Problem requirements ::
Apart from the images, reproduce every record word for word.

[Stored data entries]

══════════════════════════════

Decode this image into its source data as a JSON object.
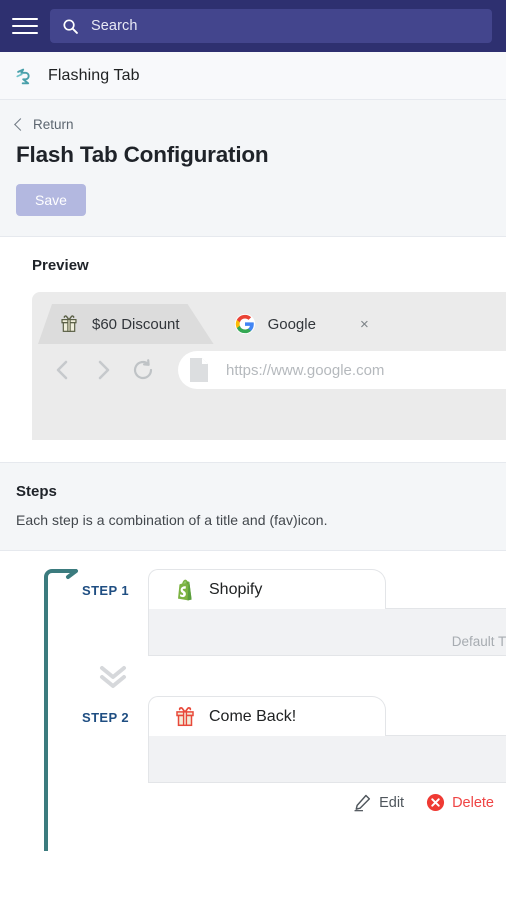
{
  "topbar": {
    "menu_icon": "hamburger-menu-icon",
    "search": {
      "icon": "search-icon",
      "placeholder": "Search",
      "value": ""
    },
    "bg_color": "#2e3070",
    "search_bg_color": "#43458d"
  },
  "brand": {
    "logo_icon": "flashing-tab-logo-icon",
    "name": "Flashing Tab",
    "logo_color": "#4a9ca6"
  },
  "page_header": {
    "return_label": "Return",
    "return_icon": "chevron-left-icon",
    "title": "Flash Tab Configuration",
    "save_label": "Save",
    "save_disabled": true,
    "save_bg_color": "#b3b8e0"
  },
  "preview": {
    "title": "Preview",
    "browser": {
      "tabs": [
        {
          "label": "$60 Discount",
          "favicon": "gift-icon",
          "active": true,
          "closable": false
        },
        {
          "label": "Google",
          "favicon": "google-g-icon",
          "active": false,
          "closable": true,
          "close_label": "×"
        }
      ],
      "nav": {
        "back_icon": "chevron-left-nav-icon",
        "forward_icon": "chevron-right-nav-icon",
        "reload_icon": "reload-icon"
      },
      "url_bar": {
        "page_icon": "page-document-icon",
        "url": "https://www.google.com"
      }
    }
  },
  "steps_header": {
    "title": "Steps",
    "description": "Each step is a combination of a title and (fav)icon."
  },
  "steps": [
    {
      "label": "STEP 1",
      "favicon": "shopify-icon",
      "title": "Shopify",
      "subtitle": "Default Title",
      "has_actions": false
    },
    {
      "label": "STEP 2",
      "favicon": "gift-red-icon",
      "title": "Come Back!",
      "subtitle": "",
      "has_actions": true
    }
  ],
  "step_divider_icon": "chevron-double-down-icon",
  "step_actions": {
    "edit_label": "Edit",
    "edit_icon": "pencil-icon",
    "delete_label": "Delete",
    "delete_icon": "delete-circle-x-icon",
    "delete_color": "#ef4444"
  },
  "colors": {
    "header": "#2e3070",
    "page_bg_gray": "#f4f6f8",
    "timeline": "#3b7b7e",
    "step_label": "#1f4e82",
    "shopify_green": "#5a9e3d",
    "gift_red": "#e8493a"
  }
}
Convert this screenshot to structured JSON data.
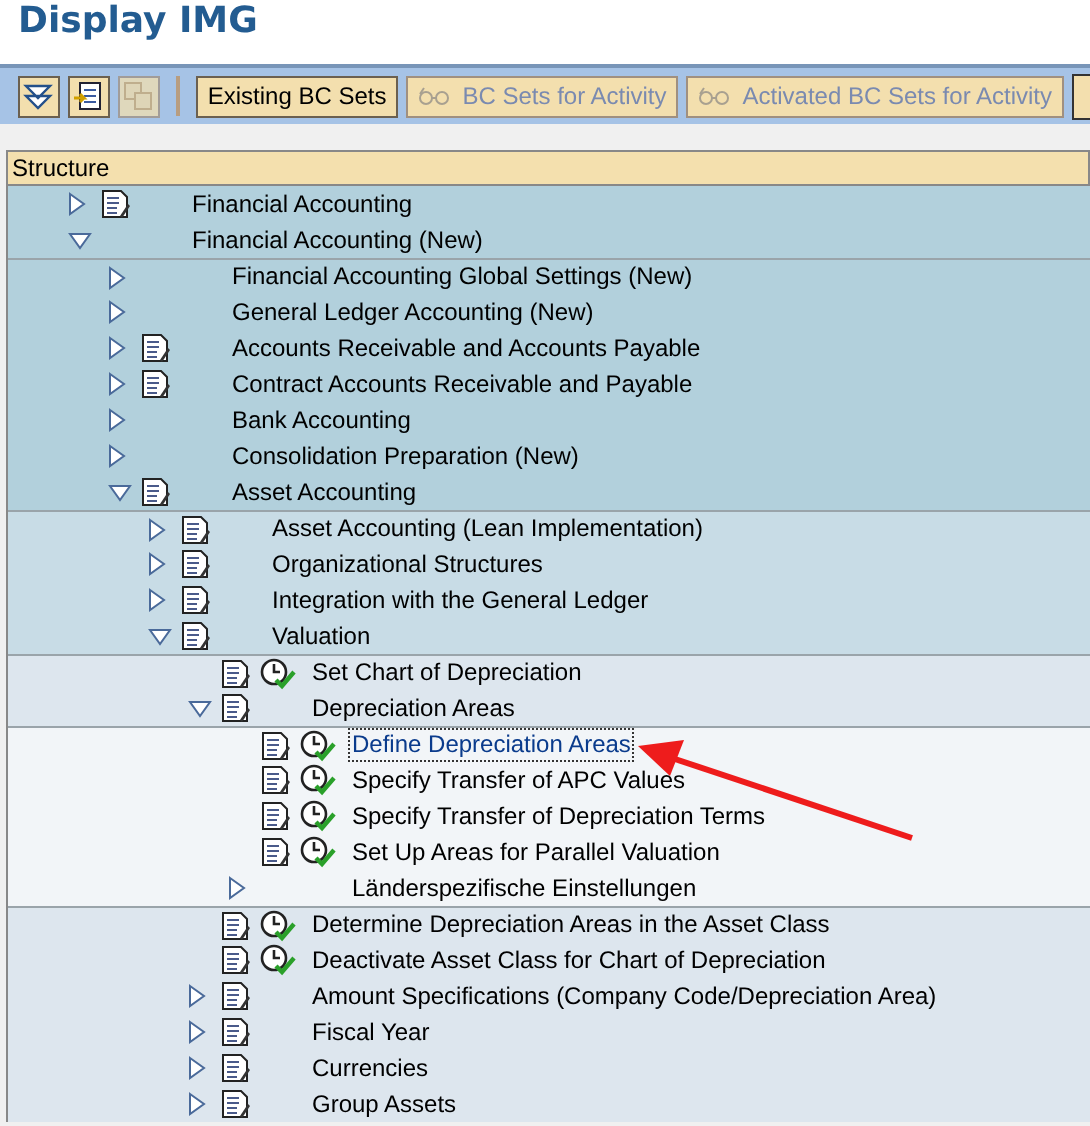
{
  "window": {
    "title": "Display IMG"
  },
  "toolbar": {
    "icons": [
      {
        "kind": "expand",
        "disabled": false
      },
      {
        "kind": "document",
        "disabled": false
      },
      {
        "kind": "copy",
        "disabled": true
      }
    ],
    "buttons": [
      {
        "label": "Existing BC Sets",
        "disabled": false
      },
      {
        "label": "BC Sets for Activity",
        "disabled": true,
        "icon": true
      },
      {
        "label": "Activated BC Sets for Activity",
        "disabled": true,
        "icon": true
      }
    ]
  },
  "tree": {
    "header": "Structure",
    "nodes": [
      {
        "text": "Financial Accounting",
        "expanded": false,
        "doc": true
      },
      {
        "text": "Financial Accounting (New)",
        "expanded": true,
        "children": [
          {
            "text": "Financial Accounting Global Settings (New)",
            "expanded": false
          },
          {
            "text": "General Ledger Accounting (New)",
            "expanded": false
          },
          {
            "text": "Accounts Receivable and Accounts Payable",
            "expanded": false,
            "doc": true
          },
          {
            "text": "Contract Accounts Receivable and Payable",
            "expanded": false,
            "doc": true
          },
          {
            "text": "Bank Accounting",
            "expanded": false
          },
          {
            "text": "Consolidation Preparation (New)",
            "expanded": false
          },
          {
            "text": "Asset Accounting",
            "expanded": true,
            "doc": true,
            "children": [
              {
                "text": "Asset Accounting (Lean Implementation)",
                "expanded": false,
                "doc": true
              },
              {
                "text": "Organizational Structures",
                "expanded": false,
                "doc": true
              },
              {
                "text": "Integration with the General Ledger",
                "expanded": false,
                "doc": true
              },
              {
                "text": "Valuation",
                "expanded": true,
                "doc": true,
                "children": [
                  {
                    "text": "Set Chart of Depreciation",
                    "doc": true,
                    "activity": true
                  },
                  {
                    "text": "Depreciation Areas",
                    "expanded": true,
                    "doc": true,
                    "children": [
                      {
                        "text": "Define Depreciation Areas",
                        "doc": true,
                        "activity": true,
                        "selected": true
                      },
                      {
                        "text": "Specify Transfer of APC Values",
                        "doc": true,
                        "activity": true,
                        "selected": false
                      },
                      {
                        "text": "Specify Transfer of Depreciation Terms",
                        "doc": true,
                        "activity": true,
                        "selected": false
                      },
                      {
                        "text": "Set Up Areas for Parallel Valuation",
                        "doc": true,
                        "activity": true,
                        "selected": false
                      },
                      {
                        "text": "Länderspezifische Einstellungen",
                        "expanded": false,
                        "selected": false
                      }
                    ]
                  },
                  {
                    "text": "Determine Depreciation Areas in the Asset Class",
                    "doc": true,
                    "activity": true
                  },
                  {
                    "text": "Deactivate Asset Class for Chart of Depreciation",
                    "doc": true,
                    "activity": true
                  },
                  {
                    "text": "Amount Specifications (Company Code/Depreciation Area)",
                    "expanded": false,
                    "doc": true
                  },
                  {
                    "text": "Fiscal Year",
                    "expanded": false,
                    "doc": true
                  },
                  {
                    "text": "Currencies",
                    "expanded": false,
                    "doc": true
                  },
                  {
                    "text": "Group Assets",
                    "expanded": false,
                    "doc": true
                  }
                ]
              }
            ]
          }
        ]
      }
    ]
  }
}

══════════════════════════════

Exercise response ::
Decode this image into its source data as a JSON object.
{
  "topbar": {
    "menu_icon": "hamburger-menu-icon",
    "search": {
      "icon": "search-icon",
      "placeholder": "Search",
      "value": ""
    },
    "bg_color": "#2e3070",
    "search_bg_color": "#43458d"
  },
  "brand": {
    "logo_icon": "flashing-tab-logo-icon",
    "name": "Flashing Tab",
    "logo_color": "#4a9ca6"
  },
  "page_header": {
    "return_label": "Return",
    "return_icon": "chevron-left-icon",
    "title": "Flash Tab Configuration",
    "save_label": "Save",
    "save_disabled": true,
    "save_bg_color": "#b3b8e0"
  },
  "preview": {
    "title": "Preview",
    "browser": {
      "tabs": [
        {
          "label": "$60 Discount",
          "favicon": "gift-icon",
          "active": true,
          "closable": false
        },
        {
          "label": "Google",
          "favicon": "google-g-icon",
          "active": false,
          "closable": true,
          "close_label": "×"
        }
      ],
      "nav": {
        "back_icon": "chevron-left-nav-icon",
        "forward_icon": "chevron-right-nav-icon",
        "reload_icon": "reload-icon"
      },
      "url_bar": {
        "page_icon": "page-document-icon",
        "url": "https://www.google.com"
      }
    }
  },
  "steps_header": {
    "title": "Steps",
    "description": "Each step is a combination of a title and (fav)icon."
  },
  "steps": [
    {
      "label": "STEP 1",
      "favicon": "shopify-icon",
      "title": "Shopify",
      "subtitle": "Default Title",
      "has_actions": false
    },
    {
      "label": "STEP 2",
      "favicon": "gift-red-icon",
      "title": "Come Back!",
      "subtitle": "",
      "has_actions": true
    }
  ],
  "step_divider_icon": "chevron-double-down-icon",
  "step_actions": {
    "edit_label": "Edit",
    "edit_icon": "pencil-icon",
    "delete_label": "Delete",
    "delete_icon": "delete-circle-x-icon",
    "delete_color": "#ef4444"
  },
  "colors": {
    "header": "#2e3070",
    "page_bg_gray": "#f4f6f8",
    "timeline": "#3b7b7e",
    "step_label": "#1f4e82",
    "shopify_green": "#5a9e3d",
    "gift_red": "#e8493a"
  }
}
Convert this screenshot to structured JSON data.
{
  "window": {
    "title": "Display IMG"
  },
  "toolbar": {
    "icons": [
      {
        "kind": "expand",
        "disabled": false
      },
      {
        "kind": "document",
        "disabled": false
      },
      {
        "kind": "copy",
        "disabled": true
      }
    ],
    "buttons": [
      {
        "label": "Existing BC Sets",
        "disabled": false
      },
      {
        "label": "BC Sets for Activity",
        "disabled": true,
        "icon": true
      },
      {
        "label": "Activated BC Sets for Activity",
        "disabled": true,
        "icon": true
      }
    ]
  },
  "tree": {
    "header": "Structure",
    "nodes": [
      {
        "text": "Financial Accounting",
        "expanded": false,
        "doc": true
      },
      {
        "text": "Financial Accounting (New)",
        "expanded": true,
        "children": [
          {
            "text": "Financial Accounting Global Settings (New)",
            "expanded": false
          },
          {
            "text": "General Ledger Accounting (New)",
            "expanded": false
          },
          {
            "text": "Accounts Receivable and Accounts Payable",
            "expanded": false,
            "doc": true
          },
          {
            "text": "Contract Accounts Receivable and Payable",
            "expanded": false,
            "doc": true
          },
          {
            "text": "Bank Accounting",
            "expanded": false
          },
          {
            "text": "Consolidation Preparation (New)",
            "expanded": false
          },
          {
            "text": "Asset Accounting",
            "expanded": true,
            "doc": true,
            "children": [
              {
                "text": "Asset Accounting (Lean Implementation)",
                "expanded": false,
                "doc": true
              },
              {
                "text": "Organizational Structures",
                "expanded": false,
                "doc": true
              },
              {
                "text": "Integration with the General Ledger",
                "expanded": false,
                "doc": true
              },
              {
                "text": "Valuation",
                "expanded": true,
                "doc": true,
                "children": [
                  {
                    "text": "Set Chart of Depreciation",
                    "doc": true,
                    "activity": true
                  },
                  {
                    "text": "Depreciation Areas",
                    "expanded": true,
                    "doc": true,
                    "children": [
                      {
                        "text": "Define Depreciation Areas",
                        "doc": true,
                        "activity": true,
                        "selected": true
                      },
                      {
                        "text": "Specify Transfer of APC Values",
                        "doc": true,
                        "activity": true,
                        "selected": false
                      },
                      {
                        "text": "Specify Transfer of Depreciation Terms",
                        "doc": true,
                        "activity": true,
                        "selected": false
                      },
                      {
                        "text": "Set Up Areas for Parallel Valuation",
                        "doc": true,
                        "activity": true,
                        "selected": false
                      },
                      {
                        "text": "Länderspezifische Einstellungen",
                        "expanded": false,
                        "selected": false
                      }
                    ]
                  },
                  {
                    "text": "Determine Depreciation Areas in the Asset Class",
                    "doc": true,
                    "activity": true
                  },
                  {
                    "text": "Deactivate Asset Class for Chart of Depreciation",
                    "doc": true,
                    "activity": true
                  },
                  {
                    "text": "Amount Specifications (Company Code/Depreciation Area)",
                    "expanded": false,
                    "doc": true
                  },
                  {
                    "text": "Fiscal Year",
                    "expanded": false,
                    "doc": true
                  },
                  {
                    "text": "Currencies",
                    "expanded": false,
                    "doc": true
                  },
                  {
                    "text": "Group Assets",
                    "expanded": false,
                    "doc": true
                  }
                ]
              }
            ]
          }
        ]
      }
    ]
  }
}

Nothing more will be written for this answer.